(Bay Citizen) // The $68 billion bullet train project, destined to connect San Francisco to Los Angeles, is facing criticism after it was discovered that the light rail authority enacted a new policy to destroy emails after a 90-day period. Five years of emails were deleted in the midst of multiple inquires from local government and opposition groups in search of information on the train’s progress.

If you’ve lived in San Francisco long enough, you might have noticed that there are fewer yellow school buses crisscrossing the city. State budget cuts have forced the school district to cut its bus services to 98 percent of high school students. Only five middle schools still get busing. Even elementary schools have been losing service. And deeper cuts are promised for next year.

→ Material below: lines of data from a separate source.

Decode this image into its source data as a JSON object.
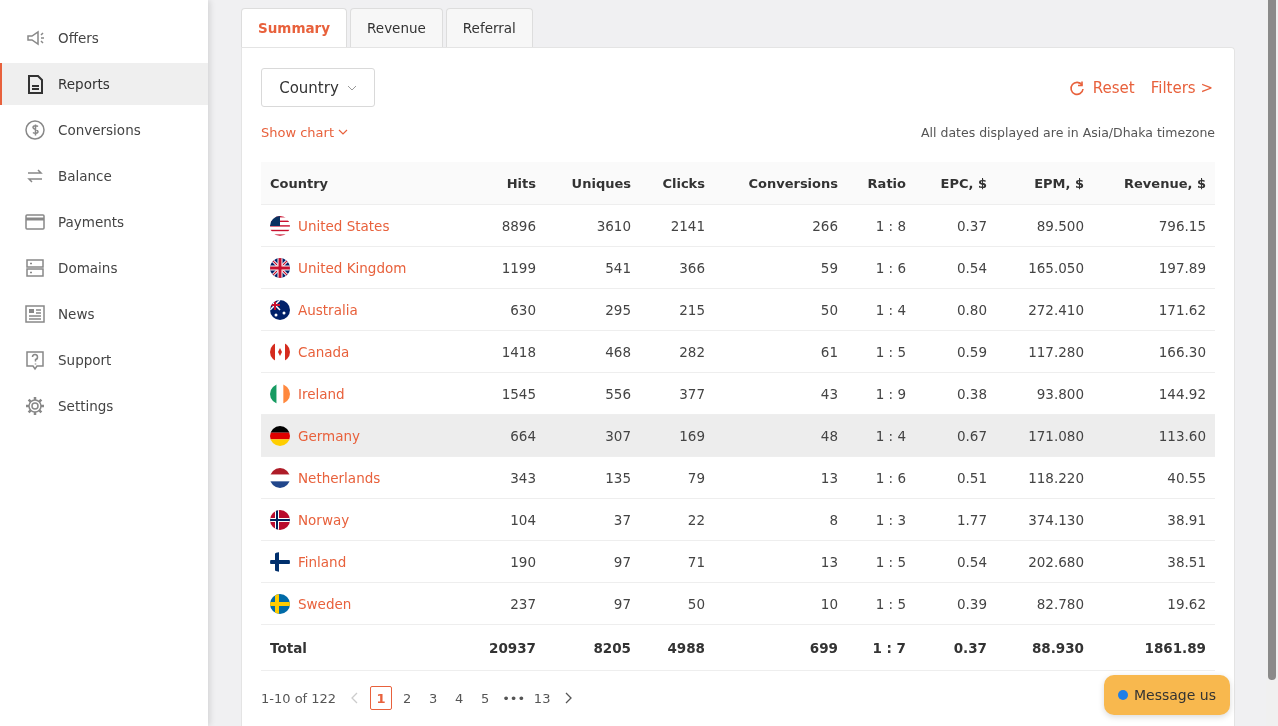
{
  "sidebar": {
    "items": [
      {
        "label": "Offers",
        "selected": false
      },
      {
        "label": "Reports",
        "selected": true
      },
      {
        "label": "Conversions",
        "selected": false
      },
      {
        "label": "Balance",
        "selected": false
      },
      {
        "label": "Payments",
        "selected": false
      },
      {
        "label": "Domains",
        "selected": false
      },
      {
        "label": "News",
        "selected": false
      },
      {
        "label": "Support",
        "selected": false
      },
      {
        "label": "Settings",
        "selected": false
      }
    ]
  },
  "tabs": [
    {
      "label": "Summary",
      "selected": true
    },
    {
      "label": "Revenue",
      "selected": false
    },
    {
      "label": "Referral",
      "selected": false
    }
  ],
  "group_by": {
    "value": "Country"
  },
  "reset_label": "Reset",
  "filters_label": "Filters >",
  "show_chart_label": "Show chart",
  "timezone_note": "All dates displayed are in Asia/Dhaka timezone",
  "table": {
    "columns": [
      "Country",
      "Hits",
      "Uniques",
      "Clicks",
      "Conversions",
      "Ratio",
      "EPC, $",
      "EPM, $",
      "Revenue, $"
    ],
    "rows": [
      {
        "cells": [
          "United States",
          "8896",
          "3610",
          "2141",
          "266",
          "1 : 8",
          "0.37",
          "89.500",
          "796.15"
        ],
        "highlighted": false
      },
      {
        "cells": [
          "United Kingdom",
          "1199",
          "541",
          "366",
          "59",
          "1 : 6",
          "0.54",
          "165.050",
          "197.89"
        ],
        "highlighted": false
      },
      {
        "cells": [
          "Australia",
          "630",
          "295",
          "215",
          "50",
          "1 : 4",
          "0.80",
          "272.410",
          "171.62"
        ],
        "highlighted": false
      },
      {
        "cells": [
          "Canada",
          "1418",
          "468",
          "282",
          "61",
          "1 : 5",
          "0.59",
          "117.280",
          "166.30"
        ],
        "highlighted": false
      },
      {
        "cells": [
          "Ireland",
          "1545",
          "556",
          "377",
          "43",
          "1 : 9",
          "0.38",
          "93.800",
          "144.92"
        ],
        "highlighted": false
      },
      {
        "cells": [
          "Germany",
          "664",
          "307",
          "169",
          "48",
          "1 : 4",
          "0.67",
          "171.080",
          "113.60"
        ],
        "highlighted": true
      },
      {
        "cells": [
          "Netherlands",
          "343",
          "135",
          "79",
          "13",
          "1 : 6",
          "0.51",
          "118.220",
          "40.55"
        ],
        "highlighted": false
      },
      {
        "cells": [
          "Norway",
          "104",
          "37",
          "22",
          "8",
          "1 : 3",
          "1.77",
          "374.130",
          "38.91"
        ],
        "highlighted": false
      },
      {
        "cells": [
          "Finland",
          "190",
          "97",
          "71",
          "13",
          "1 : 5",
          "0.54",
          "202.680",
          "38.51"
        ],
        "highlighted": false
      },
      {
        "cells": [
          "Sweden",
          "237",
          "97",
          "50",
          "10",
          "1 : 5",
          "0.39",
          "82.780",
          "19.62"
        ],
        "highlighted": false
      }
    ],
    "total": [
      "Total",
      "20937",
      "8205",
      "4988",
      "699",
      "1 : 7",
      "0.37",
      "88.930",
      "1861.89"
    ]
  },
  "pagination": {
    "range": "1-10 of 122",
    "pages": [
      {
        "label": "1",
        "selected": true
      },
      {
        "label": "2",
        "selected": false
      },
      {
        "label": "3",
        "selected": false
      },
      {
        "label": "4",
        "selected": false
      },
      {
        "label": "5",
        "selected": false
      },
      {
        "label": "•••",
        "selected": false
      },
      {
        "label": "13",
        "selected": false
      }
    ]
  },
  "chat_button": {
    "label": "Message us"
  }
}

Mayor Ed Lee will seek to remove Sheriff Ross Mirkarimi from office, citing political misconduct in response to the incident that led to Mirkarimi's guilty plea of false imprisonment...

Lisa Ratner

It’s Hattam Moktor’s second day in San Francisco. He arrived from Egypt yesterday and spent today seeing the sights in the city. Now he’s standing in front of an empty station agent’s booth at the Embarcadero BART station trying to get back to his brother’s East Bay apartment.

“I want to ask someone how to get there, so I came here, but there is no one to ask. So I found you! So I will ask you how to get there. Walnut Creek?” Moktor laughs.

Moktor pulls a crumpled BART map out of his back pocket, and we look at it together. What he needs is a Pittsburg-Bay Point train.